◆ **What you need to do**: Your reply should be only the number of lines in the records that contain the word "パチンコ".

(Beginning of Data extracts)

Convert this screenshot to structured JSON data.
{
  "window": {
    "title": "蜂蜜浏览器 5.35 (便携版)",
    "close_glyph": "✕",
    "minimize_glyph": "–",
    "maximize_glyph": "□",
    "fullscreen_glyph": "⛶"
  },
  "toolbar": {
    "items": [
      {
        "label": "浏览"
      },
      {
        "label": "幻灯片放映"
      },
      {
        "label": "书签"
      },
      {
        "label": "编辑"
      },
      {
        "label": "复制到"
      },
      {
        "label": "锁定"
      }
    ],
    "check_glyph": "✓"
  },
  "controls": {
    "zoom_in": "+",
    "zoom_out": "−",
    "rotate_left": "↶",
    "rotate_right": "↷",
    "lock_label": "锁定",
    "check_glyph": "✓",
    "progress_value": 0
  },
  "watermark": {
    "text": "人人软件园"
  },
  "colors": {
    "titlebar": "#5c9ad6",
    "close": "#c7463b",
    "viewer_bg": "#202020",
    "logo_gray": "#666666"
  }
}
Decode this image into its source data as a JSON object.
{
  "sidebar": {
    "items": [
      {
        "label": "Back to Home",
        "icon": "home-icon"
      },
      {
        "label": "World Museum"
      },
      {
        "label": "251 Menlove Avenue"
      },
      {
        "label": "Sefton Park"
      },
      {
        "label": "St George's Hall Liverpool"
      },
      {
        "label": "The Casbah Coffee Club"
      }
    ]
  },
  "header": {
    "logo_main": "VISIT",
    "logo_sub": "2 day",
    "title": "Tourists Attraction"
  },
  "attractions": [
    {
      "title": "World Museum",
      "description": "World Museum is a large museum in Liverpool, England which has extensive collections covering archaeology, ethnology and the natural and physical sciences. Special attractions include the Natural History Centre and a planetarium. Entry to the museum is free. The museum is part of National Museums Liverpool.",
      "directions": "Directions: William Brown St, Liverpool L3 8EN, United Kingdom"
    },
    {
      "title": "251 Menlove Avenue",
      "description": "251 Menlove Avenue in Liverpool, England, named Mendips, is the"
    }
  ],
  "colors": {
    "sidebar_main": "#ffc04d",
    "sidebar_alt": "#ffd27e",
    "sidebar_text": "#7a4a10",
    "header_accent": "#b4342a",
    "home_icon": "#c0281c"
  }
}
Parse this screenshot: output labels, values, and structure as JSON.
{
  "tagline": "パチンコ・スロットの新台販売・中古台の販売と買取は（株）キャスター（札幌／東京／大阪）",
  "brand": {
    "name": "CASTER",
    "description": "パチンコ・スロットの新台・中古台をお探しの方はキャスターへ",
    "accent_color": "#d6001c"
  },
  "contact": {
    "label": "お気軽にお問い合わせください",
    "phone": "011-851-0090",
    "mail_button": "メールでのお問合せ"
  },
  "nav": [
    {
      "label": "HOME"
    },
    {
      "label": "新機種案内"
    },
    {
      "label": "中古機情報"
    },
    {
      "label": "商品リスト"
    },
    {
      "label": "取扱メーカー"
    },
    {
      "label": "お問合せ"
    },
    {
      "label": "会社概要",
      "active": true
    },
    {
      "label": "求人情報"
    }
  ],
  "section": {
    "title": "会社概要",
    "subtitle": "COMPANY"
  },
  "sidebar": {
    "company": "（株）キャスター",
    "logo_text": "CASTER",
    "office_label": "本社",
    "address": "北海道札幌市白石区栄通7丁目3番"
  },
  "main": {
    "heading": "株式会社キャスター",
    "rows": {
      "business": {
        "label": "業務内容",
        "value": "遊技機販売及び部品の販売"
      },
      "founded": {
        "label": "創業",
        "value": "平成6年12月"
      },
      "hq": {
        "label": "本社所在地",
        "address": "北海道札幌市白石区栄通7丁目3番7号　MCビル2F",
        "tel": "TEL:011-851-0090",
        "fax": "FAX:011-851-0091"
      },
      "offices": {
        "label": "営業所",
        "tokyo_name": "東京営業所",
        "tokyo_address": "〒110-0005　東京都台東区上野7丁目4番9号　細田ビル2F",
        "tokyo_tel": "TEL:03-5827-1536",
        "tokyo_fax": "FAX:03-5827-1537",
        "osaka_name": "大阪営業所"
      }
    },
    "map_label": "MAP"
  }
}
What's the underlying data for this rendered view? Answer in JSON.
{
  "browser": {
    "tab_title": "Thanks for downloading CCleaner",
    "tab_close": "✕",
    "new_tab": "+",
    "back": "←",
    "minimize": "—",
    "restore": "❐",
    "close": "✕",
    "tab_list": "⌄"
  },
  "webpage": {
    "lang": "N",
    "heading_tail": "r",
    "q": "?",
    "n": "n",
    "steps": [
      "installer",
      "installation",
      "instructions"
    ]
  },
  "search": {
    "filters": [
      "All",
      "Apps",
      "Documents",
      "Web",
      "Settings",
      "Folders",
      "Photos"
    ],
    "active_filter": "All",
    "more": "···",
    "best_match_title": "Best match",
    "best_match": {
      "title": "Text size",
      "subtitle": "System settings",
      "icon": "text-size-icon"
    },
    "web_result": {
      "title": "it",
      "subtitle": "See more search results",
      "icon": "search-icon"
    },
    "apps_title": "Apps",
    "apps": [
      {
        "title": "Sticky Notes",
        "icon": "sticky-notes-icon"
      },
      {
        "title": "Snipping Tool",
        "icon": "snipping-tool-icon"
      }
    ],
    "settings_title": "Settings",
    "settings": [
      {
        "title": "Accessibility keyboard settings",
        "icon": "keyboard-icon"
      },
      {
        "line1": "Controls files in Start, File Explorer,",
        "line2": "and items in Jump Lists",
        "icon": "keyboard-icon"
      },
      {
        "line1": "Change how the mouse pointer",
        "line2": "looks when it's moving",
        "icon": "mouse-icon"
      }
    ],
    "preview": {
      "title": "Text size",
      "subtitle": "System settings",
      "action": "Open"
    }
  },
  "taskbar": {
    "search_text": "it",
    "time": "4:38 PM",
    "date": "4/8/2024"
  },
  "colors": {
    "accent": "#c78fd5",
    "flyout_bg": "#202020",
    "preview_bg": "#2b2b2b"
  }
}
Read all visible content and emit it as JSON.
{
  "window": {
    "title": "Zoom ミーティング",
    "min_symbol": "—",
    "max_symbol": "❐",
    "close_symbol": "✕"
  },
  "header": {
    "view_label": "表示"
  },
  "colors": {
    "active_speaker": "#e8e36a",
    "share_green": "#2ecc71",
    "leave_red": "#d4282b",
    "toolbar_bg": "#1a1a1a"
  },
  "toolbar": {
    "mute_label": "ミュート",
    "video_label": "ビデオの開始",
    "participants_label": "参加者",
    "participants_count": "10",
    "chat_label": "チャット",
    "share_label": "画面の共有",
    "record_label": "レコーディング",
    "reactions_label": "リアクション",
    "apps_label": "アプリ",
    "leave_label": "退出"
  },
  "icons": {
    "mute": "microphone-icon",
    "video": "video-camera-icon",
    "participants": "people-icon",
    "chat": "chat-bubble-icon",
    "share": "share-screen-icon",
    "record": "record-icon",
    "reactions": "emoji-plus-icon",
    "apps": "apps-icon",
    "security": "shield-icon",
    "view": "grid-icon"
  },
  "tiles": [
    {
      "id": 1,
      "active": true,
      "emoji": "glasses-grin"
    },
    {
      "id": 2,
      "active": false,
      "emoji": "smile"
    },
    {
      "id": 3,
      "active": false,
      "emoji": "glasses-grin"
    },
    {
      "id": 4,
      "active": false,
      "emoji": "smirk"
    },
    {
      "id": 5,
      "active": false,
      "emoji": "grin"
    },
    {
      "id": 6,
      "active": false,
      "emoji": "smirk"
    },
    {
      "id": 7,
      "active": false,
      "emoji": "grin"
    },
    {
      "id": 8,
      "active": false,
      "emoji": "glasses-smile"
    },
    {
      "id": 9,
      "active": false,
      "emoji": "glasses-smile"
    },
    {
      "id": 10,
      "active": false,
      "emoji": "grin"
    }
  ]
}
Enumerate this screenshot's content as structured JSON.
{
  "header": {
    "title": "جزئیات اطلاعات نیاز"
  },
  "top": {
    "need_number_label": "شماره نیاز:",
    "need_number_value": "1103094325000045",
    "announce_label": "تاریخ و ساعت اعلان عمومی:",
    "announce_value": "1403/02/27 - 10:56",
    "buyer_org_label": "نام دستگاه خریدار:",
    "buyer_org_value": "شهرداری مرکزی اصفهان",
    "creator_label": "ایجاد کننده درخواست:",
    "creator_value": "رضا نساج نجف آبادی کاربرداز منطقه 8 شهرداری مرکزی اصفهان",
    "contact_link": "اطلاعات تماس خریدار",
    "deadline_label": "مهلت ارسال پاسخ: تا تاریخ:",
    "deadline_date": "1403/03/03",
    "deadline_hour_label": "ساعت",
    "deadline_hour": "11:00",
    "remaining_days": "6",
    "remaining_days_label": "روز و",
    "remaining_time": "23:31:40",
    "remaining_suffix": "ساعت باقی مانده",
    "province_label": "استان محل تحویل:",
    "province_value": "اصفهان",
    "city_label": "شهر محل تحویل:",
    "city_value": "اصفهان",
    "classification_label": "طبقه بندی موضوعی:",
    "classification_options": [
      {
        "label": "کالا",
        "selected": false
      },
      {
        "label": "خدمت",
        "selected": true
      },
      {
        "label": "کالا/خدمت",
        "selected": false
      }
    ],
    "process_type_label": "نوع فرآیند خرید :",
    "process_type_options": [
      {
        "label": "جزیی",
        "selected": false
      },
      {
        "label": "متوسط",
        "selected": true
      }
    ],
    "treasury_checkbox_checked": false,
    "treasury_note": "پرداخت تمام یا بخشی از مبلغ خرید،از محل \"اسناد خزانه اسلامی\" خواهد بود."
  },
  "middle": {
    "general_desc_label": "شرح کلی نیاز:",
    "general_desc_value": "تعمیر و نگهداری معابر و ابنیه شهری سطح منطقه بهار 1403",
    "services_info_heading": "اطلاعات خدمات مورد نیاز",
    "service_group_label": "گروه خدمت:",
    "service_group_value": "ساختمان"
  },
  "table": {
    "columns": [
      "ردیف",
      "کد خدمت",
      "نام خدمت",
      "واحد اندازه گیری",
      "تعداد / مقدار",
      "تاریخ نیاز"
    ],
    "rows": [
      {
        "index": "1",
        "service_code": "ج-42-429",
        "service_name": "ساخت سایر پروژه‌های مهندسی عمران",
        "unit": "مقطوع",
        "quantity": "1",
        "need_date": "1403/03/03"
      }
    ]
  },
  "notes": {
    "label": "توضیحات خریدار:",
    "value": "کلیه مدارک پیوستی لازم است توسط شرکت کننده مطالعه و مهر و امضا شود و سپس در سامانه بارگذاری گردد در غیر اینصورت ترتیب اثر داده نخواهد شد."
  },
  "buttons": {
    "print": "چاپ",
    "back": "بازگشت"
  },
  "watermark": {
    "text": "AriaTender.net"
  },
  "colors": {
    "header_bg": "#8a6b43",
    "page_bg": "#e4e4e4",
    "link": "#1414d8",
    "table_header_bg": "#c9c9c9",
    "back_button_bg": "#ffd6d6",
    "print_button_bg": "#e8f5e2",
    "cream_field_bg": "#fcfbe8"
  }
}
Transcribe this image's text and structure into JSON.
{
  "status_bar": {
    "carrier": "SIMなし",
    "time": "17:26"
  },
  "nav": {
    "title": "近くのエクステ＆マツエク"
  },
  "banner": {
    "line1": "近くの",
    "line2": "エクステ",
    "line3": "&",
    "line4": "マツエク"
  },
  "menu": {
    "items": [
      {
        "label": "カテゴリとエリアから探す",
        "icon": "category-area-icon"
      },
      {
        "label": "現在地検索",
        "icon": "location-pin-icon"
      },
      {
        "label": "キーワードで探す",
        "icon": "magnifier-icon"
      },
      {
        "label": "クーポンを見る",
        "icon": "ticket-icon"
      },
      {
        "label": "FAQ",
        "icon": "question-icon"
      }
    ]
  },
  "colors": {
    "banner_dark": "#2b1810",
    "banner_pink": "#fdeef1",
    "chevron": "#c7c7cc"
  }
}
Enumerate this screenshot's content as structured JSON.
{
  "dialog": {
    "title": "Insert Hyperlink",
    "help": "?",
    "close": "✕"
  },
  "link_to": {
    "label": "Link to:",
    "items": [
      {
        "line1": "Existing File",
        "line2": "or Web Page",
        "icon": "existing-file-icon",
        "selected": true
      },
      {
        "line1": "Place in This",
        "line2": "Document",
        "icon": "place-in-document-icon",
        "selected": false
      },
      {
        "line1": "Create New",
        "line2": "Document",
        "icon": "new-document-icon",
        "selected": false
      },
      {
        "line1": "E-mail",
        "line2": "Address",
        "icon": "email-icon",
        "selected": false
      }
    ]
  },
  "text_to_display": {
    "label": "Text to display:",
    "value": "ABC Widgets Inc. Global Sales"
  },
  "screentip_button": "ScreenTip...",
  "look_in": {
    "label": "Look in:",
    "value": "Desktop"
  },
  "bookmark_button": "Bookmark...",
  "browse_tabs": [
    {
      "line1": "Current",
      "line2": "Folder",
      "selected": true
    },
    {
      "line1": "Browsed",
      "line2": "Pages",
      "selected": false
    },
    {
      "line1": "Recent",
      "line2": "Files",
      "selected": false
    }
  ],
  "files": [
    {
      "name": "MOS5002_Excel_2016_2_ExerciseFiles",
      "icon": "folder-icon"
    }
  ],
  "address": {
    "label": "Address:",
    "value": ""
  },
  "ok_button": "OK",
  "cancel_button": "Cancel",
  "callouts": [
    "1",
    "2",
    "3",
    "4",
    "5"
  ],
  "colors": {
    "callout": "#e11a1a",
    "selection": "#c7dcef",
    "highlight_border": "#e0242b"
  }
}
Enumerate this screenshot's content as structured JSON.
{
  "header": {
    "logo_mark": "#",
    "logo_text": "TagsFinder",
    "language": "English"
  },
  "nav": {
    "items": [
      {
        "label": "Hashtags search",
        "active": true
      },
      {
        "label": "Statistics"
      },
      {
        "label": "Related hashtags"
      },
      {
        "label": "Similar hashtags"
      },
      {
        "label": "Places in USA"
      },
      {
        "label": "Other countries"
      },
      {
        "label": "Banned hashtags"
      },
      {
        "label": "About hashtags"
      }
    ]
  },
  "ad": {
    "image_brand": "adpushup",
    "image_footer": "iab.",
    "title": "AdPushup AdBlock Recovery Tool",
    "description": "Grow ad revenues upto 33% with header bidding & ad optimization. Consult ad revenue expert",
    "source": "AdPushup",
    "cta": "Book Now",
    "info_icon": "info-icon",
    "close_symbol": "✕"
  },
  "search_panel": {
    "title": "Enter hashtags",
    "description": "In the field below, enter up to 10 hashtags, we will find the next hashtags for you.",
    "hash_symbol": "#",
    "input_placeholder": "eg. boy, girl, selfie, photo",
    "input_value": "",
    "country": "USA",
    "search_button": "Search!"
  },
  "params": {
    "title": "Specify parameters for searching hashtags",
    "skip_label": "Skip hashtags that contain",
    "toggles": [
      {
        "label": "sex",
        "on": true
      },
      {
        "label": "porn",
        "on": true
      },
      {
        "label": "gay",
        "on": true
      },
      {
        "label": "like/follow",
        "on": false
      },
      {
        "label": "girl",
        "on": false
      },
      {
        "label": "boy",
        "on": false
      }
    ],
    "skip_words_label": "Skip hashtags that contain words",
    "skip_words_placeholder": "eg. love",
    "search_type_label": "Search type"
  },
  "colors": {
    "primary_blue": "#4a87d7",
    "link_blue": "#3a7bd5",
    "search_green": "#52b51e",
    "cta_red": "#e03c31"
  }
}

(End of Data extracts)

◆ **Response to this task**: 2